* Activity: The lines to be copied are those below that contain "number".
═════ Dataset records ═════
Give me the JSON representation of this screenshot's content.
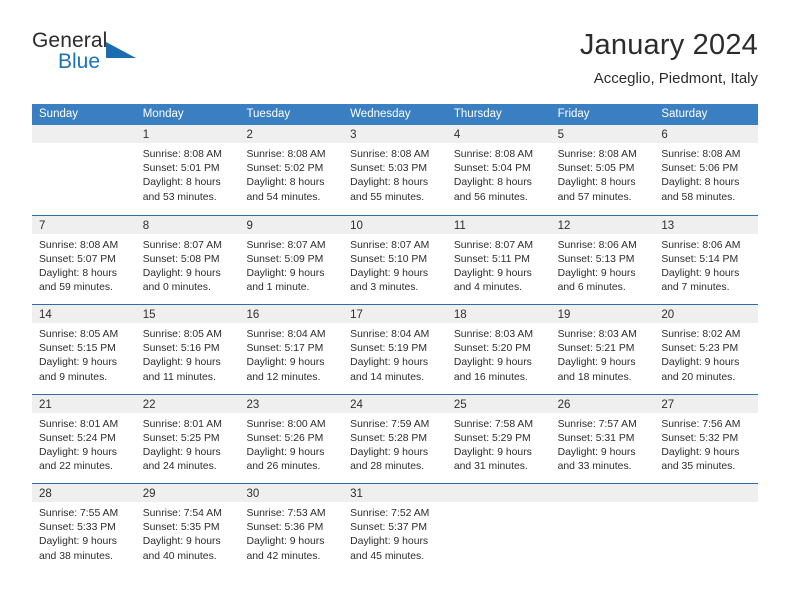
{
  "brand": {
    "name_top": "General",
    "name_bottom": "Blue",
    "triangle_icon": "triangle-icon",
    "color_dark": "#2b2b2b",
    "color_blue": "#1d72b8"
  },
  "header": {
    "title": "January 2024",
    "subtitle": "Acceglio, Piedmont, Italy"
  },
  "theme": {
    "header_bg": "#3a7fc1",
    "header_text": "#ffffff",
    "week_divider": "#2f6ca8",
    "daynum_band": "#efefef",
    "cell_bg": "#ffffff",
    "text": "#2d2d2d"
  },
  "weekdays": [
    "Sunday",
    "Monday",
    "Tuesday",
    "Wednesday",
    "Thursday",
    "Friday",
    "Saturday"
  ],
  "weeks": [
    [
      {
        "day": "",
        "lines": []
      },
      {
        "day": "1",
        "lines": [
          "Sunrise: 8:08 AM",
          "Sunset: 5:01 PM",
          "Daylight: 8 hours",
          "and 53 minutes."
        ]
      },
      {
        "day": "2",
        "lines": [
          "Sunrise: 8:08 AM",
          "Sunset: 5:02 PM",
          "Daylight: 8 hours",
          "and 54 minutes."
        ]
      },
      {
        "day": "3",
        "lines": [
          "Sunrise: 8:08 AM",
          "Sunset: 5:03 PM",
          "Daylight: 8 hours",
          "and 55 minutes."
        ]
      },
      {
        "day": "4",
        "lines": [
          "Sunrise: 8:08 AM",
          "Sunset: 5:04 PM",
          "Daylight: 8 hours",
          "and 56 minutes."
        ]
      },
      {
        "day": "5",
        "lines": [
          "Sunrise: 8:08 AM",
          "Sunset: 5:05 PM",
          "Daylight: 8 hours",
          "and 57 minutes."
        ]
      },
      {
        "day": "6",
        "lines": [
          "Sunrise: 8:08 AM",
          "Sunset: 5:06 PM",
          "Daylight: 8 hours",
          "and 58 minutes."
        ]
      }
    ],
    [
      {
        "day": "7",
        "lines": [
          "Sunrise: 8:08 AM",
          "Sunset: 5:07 PM",
          "Daylight: 8 hours",
          "and 59 minutes."
        ]
      },
      {
        "day": "8",
        "lines": [
          "Sunrise: 8:07 AM",
          "Sunset: 5:08 PM",
          "Daylight: 9 hours",
          "and 0 minutes."
        ]
      },
      {
        "day": "9",
        "lines": [
          "Sunrise: 8:07 AM",
          "Sunset: 5:09 PM",
          "Daylight: 9 hours",
          "and 1 minute."
        ]
      },
      {
        "day": "10",
        "lines": [
          "Sunrise: 8:07 AM",
          "Sunset: 5:10 PM",
          "Daylight: 9 hours",
          "and 3 minutes."
        ]
      },
      {
        "day": "11",
        "lines": [
          "Sunrise: 8:07 AM",
          "Sunset: 5:11 PM",
          "Daylight: 9 hours",
          "and 4 minutes."
        ]
      },
      {
        "day": "12",
        "lines": [
          "Sunrise: 8:06 AM",
          "Sunset: 5:13 PM",
          "Daylight: 9 hours",
          "and 6 minutes."
        ]
      },
      {
        "day": "13",
        "lines": [
          "Sunrise: 8:06 AM",
          "Sunset: 5:14 PM",
          "Daylight: 9 hours",
          "and 7 minutes."
        ]
      }
    ],
    [
      {
        "day": "14",
        "lines": [
          "Sunrise: 8:05 AM",
          "Sunset: 5:15 PM",
          "Daylight: 9 hours",
          "and 9 minutes."
        ]
      },
      {
        "day": "15",
        "lines": [
          "Sunrise: 8:05 AM",
          "Sunset: 5:16 PM",
          "Daylight: 9 hours",
          "and 11 minutes."
        ]
      },
      {
        "day": "16",
        "lines": [
          "Sunrise: 8:04 AM",
          "Sunset: 5:17 PM",
          "Daylight: 9 hours",
          "and 12 minutes."
        ]
      },
      {
        "day": "17",
        "lines": [
          "Sunrise: 8:04 AM",
          "Sunset: 5:19 PM",
          "Daylight: 9 hours",
          "and 14 minutes."
        ]
      },
      {
        "day": "18",
        "lines": [
          "Sunrise: 8:03 AM",
          "Sunset: 5:20 PM",
          "Daylight: 9 hours",
          "and 16 minutes."
        ]
      },
      {
        "day": "19",
        "lines": [
          "Sunrise: 8:03 AM",
          "Sunset: 5:21 PM",
          "Daylight: 9 hours",
          "and 18 minutes."
        ]
      },
      {
        "day": "20",
        "lines": [
          "Sunrise: 8:02 AM",
          "Sunset: 5:23 PM",
          "Daylight: 9 hours",
          "and 20 minutes."
        ]
      }
    ],
    [
      {
        "day": "21",
        "lines": [
          "Sunrise: 8:01 AM",
          "Sunset: 5:24 PM",
          "Daylight: 9 hours",
          "and 22 minutes."
        ]
      },
      {
        "day": "22",
        "lines": [
          "Sunrise: 8:01 AM",
          "Sunset: 5:25 PM",
          "Daylight: 9 hours",
          "and 24 minutes."
        ]
      },
      {
        "day": "23",
        "lines": [
          "Sunrise: 8:00 AM",
          "Sunset: 5:26 PM",
          "Daylight: 9 hours",
          "and 26 minutes."
        ]
      },
      {
        "day": "24",
        "lines": [
          "Sunrise: 7:59 AM",
          "Sunset: 5:28 PM",
          "Daylight: 9 hours",
          "and 28 minutes."
        ]
      },
      {
        "day": "25",
        "lines": [
          "Sunrise: 7:58 AM",
          "Sunset: 5:29 PM",
          "Daylight: 9 hours",
          "and 31 minutes."
        ]
      },
      {
        "day": "26",
        "lines": [
          "Sunrise: 7:57 AM",
          "Sunset: 5:31 PM",
          "Daylight: 9 hours",
          "and 33 minutes."
        ]
      },
      {
        "day": "27",
        "lines": [
          "Sunrise: 7:56 AM",
          "Sunset: 5:32 PM",
          "Daylight: 9 hours",
          "and 35 minutes."
        ]
      }
    ],
    [
      {
        "day": "28",
        "lines": [
          "Sunrise: 7:55 AM",
          "Sunset: 5:33 PM",
          "Daylight: 9 hours",
          "and 38 minutes."
        ]
      },
      {
        "day": "29",
        "lines": [
          "Sunrise: 7:54 AM",
          "Sunset: 5:35 PM",
          "Daylight: 9 hours",
          "and 40 minutes."
        ]
      },
      {
        "day": "30",
        "lines": [
          "Sunrise: 7:53 AM",
          "Sunset: 5:36 PM",
          "Daylight: 9 hours",
          "and 42 minutes."
        ]
      },
      {
        "day": "31",
        "lines": [
          "Sunrise: 7:52 AM",
          "Sunset: 5:37 PM",
          "Daylight: 9 hours",
          "and 45 minutes."
        ]
      },
      {
        "day": "",
        "lines": []
      },
      {
        "day": "",
        "lines": []
      },
      {
        "day": "",
        "lines": []
      }
    ]
  ]
}
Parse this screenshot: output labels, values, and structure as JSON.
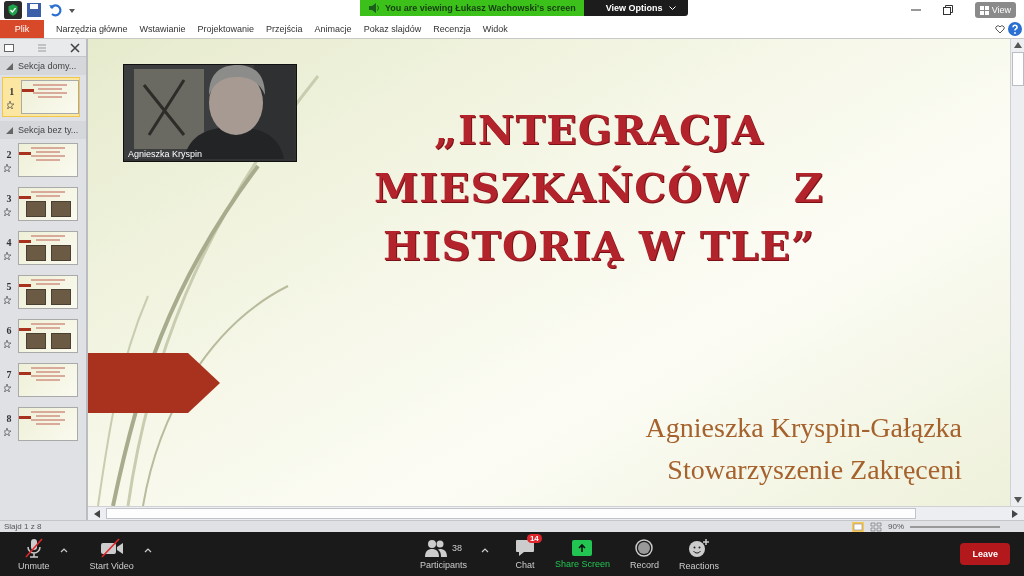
{
  "share_banner": {
    "message": "You are viewing Łukasz Wachowski's screen",
    "options": "View Options"
  },
  "window_controls": {
    "view_label": "View"
  },
  "ribbon": {
    "file_tab": "Plik",
    "tabs": [
      "Narzędzia główne",
      "Wstawianie",
      "Projektowanie",
      "Przejścia",
      "Animacje",
      "Pokaz slajdów",
      "Recenzja",
      "Widok"
    ]
  },
  "slide_panel": {
    "sections": [
      {
        "title": "Sekcja domy...",
        "slides": [
          {
            "number": "1",
            "selected": true,
            "kind": "text"
          }
        ]
      },
      {
        "title": "Sekcja bez ty...",
        "slides": [
          {
            "number": "2",
            "selected": false,
            "kind": "text"
          },
          {
            "number": "3",
            "selected": false,
            "kind": "photos"
          },
          {
            "number": "4",
            "selected": false,
            "kind": "photos"
          },
          {
            "number": "5",
            "selected": false,
            "kind": "photos"
          },
          {
            "number": "6",
            "selected": false,
            "kind": "photos"
          },
          {
            "number": "7",
            "selected": false,
            "kind": "text"
          },
          {
            "number": "8",
            "selected": false,
            "kind": "text"
          }
        ]
      }
    ]
  },
  "slide": {
    "title_lines": [
      "„INTEGRACJA",
      "MIESZKAŃCÓW   Z",
      "HISTORIĄ W TLE”"
    ],
    "author": "Agnieszka Kryspin-Gałązka",
    "organization": "Stowarzyszenie Zakręceni"
  },
  "video": {
    "name": "Agnieszka Kryspin"
  },
  "status_bar": {
    "slide_counter": "Slajd 1 z 8",
    "zoom": "90%"
  },
  "toolbar": {
    "left": [
      {
        "label": "Unmute",
        "kind": "mic",
        "caret": true
      },
      {
        "label": "Start Video",
        "kind": "video",
        "caret": true
      }
    ],
    "center": [
      {
        "label": "Participants",
        "kind": "participants",
        "count": "38",
        "caret": true
      },
      {
        "label": "Chat",
        "kind": "chat",
        "badge": "14"
      },
      {
        "label": "Share Screen",
        "kind": "share"
      },
      {
        "label": "Record",
        "kind": "record"
      },
      {
        "label": "Reactions",
        "kind": "reactions"
      }
    ],
    "leave": "Leave"
  }
}
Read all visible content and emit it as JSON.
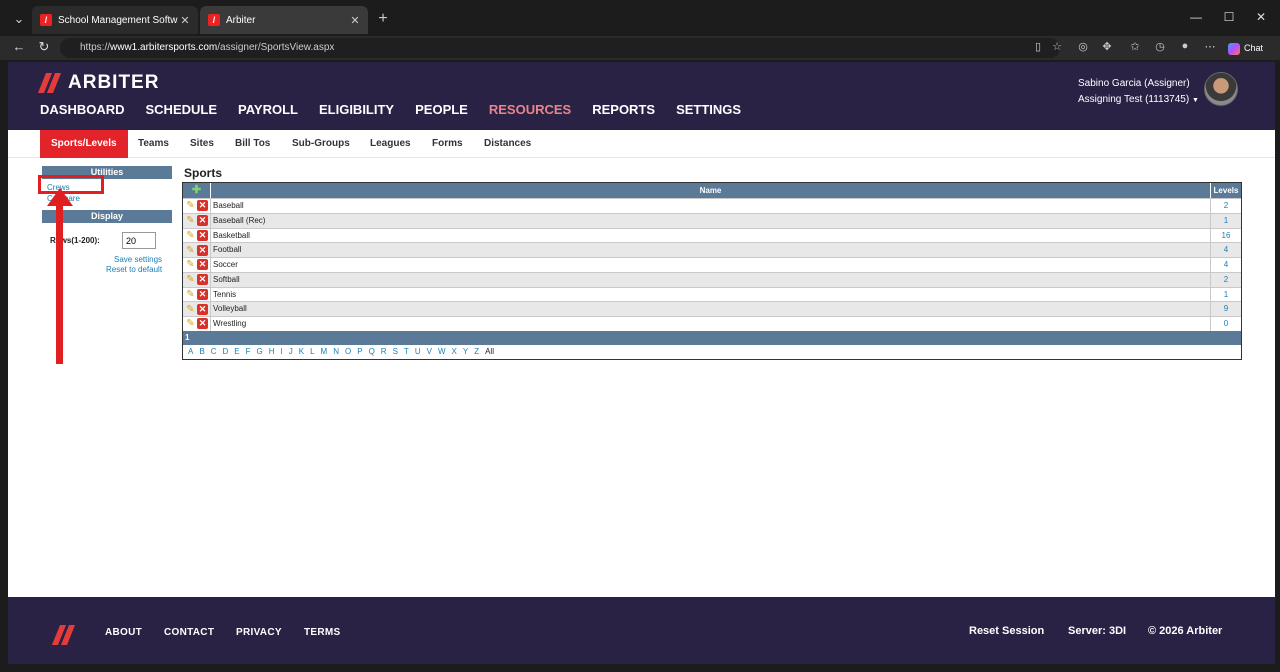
{
  "browser": {
    "tabs": [
      {
        "title": "School Management Software for",
        "active": false
      },
      {
        "title": "Arbiter",
        "active": true
      }
    ],
    "url_prefix": "https://",
    "url_host": "www1.arbitersports.com",
    "url_path": "/assigner/SportsView.aspx",
    "chat_label": "Chat"
  },
  "site": {
    "logo_text": "ARBITER",
    "main_nav": [
      "DASHBOARD",
      "SCHEDULE",
      "PAYROLL",
      "ELIGIBILITY",
      "PEOPLE",
      "RESOURCES",
      "REPORTS",
      "SETTINGS"
    ],
    "active_main_nav": "RESOURCES",
    "user_name": "Sabino Garcia (Assigner)",
    "user_group": "Assigning Test (1113745)",
    "sub_nav": [
      "Sports/Levels",
      "Teams",
      "Sites",
      "Bill Tos",
      "Sub-Groups",
      "Leagues",
      "Forms",
      "Distances"
    ],
    "active_sub_nav": "Sports/Levels"
  },
  "sidebar": {
    "utilities_title": "Utilities",
    "utilities_links": [
      "Crews",
      "Compare"
    ],
    "display_title": "Display",
    "rows_label": "Rows(1-200):",
    "rows_value": "20",
    "save_settings": "Save settings",
    "reset_default": "Reset to default"
  },
  "sports": {
    "title": "Sports",
    "col_name": "Name",
    "col_levels": "Levels",
    "rows": [
      {
        "name": "Baseball",
        "levels": "2"
      },
      {
        "name": "Baseball (Rec)",
        "levels": "1"
      },
      {
        "name": "Basketball",
        "levels": "16"
      },
      {
        "name": "Football",
        "levels": "4"
      },
      {
        "name": "Soccer",
        "levels": "4"
      },
      {
        "name": "Softball",
        "levels": "2"
      },
      {
        "name": "Tennis",
        "levels": "1"
      },
      {
        "name": "Volleyball",
        "levels": "9"
      },
      {
        "name": "Wrestling",
        "levels": "0"
      }
    ],
    "page": "1",
    "alpha": [
      "A",
      "B",
      "C",
      "D",
      "E",
      "F",
      "G",
      "H",
      "I",
      "J",
      "K",
      "L",
      "M",
      "N",
      "O",
      "P",
      "Q",
      "R",
      "S",
      "T",
      "U",
      "V",
      "W",
      "X",
      "Y",
      "Z"
    ],
    "alpha_all": "All"
  },
  "footer": {
    "links": [
      "ABOUT",
      "CONTACT",
      "PRIVACY",
      "TERMS"
    ],
    "reset_session": "Reset Session",
    "server": "Server: 3DI",
    "copyright": "© 2026 Arbiter"
  },
  "colors": {
    "header_bg": "#2a2244",
    "accent_red": "#e3232a",
    "table_head": "#5a7a98",
    "link_blue": "#1a7fb6"
  }
}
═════
* Output of the task:
            "number": "1",
            "number": "2",
            "number": "3",
            "number": "4",
            "number": "5",
            "number": "6",
            "number": "7",
            "number": "8",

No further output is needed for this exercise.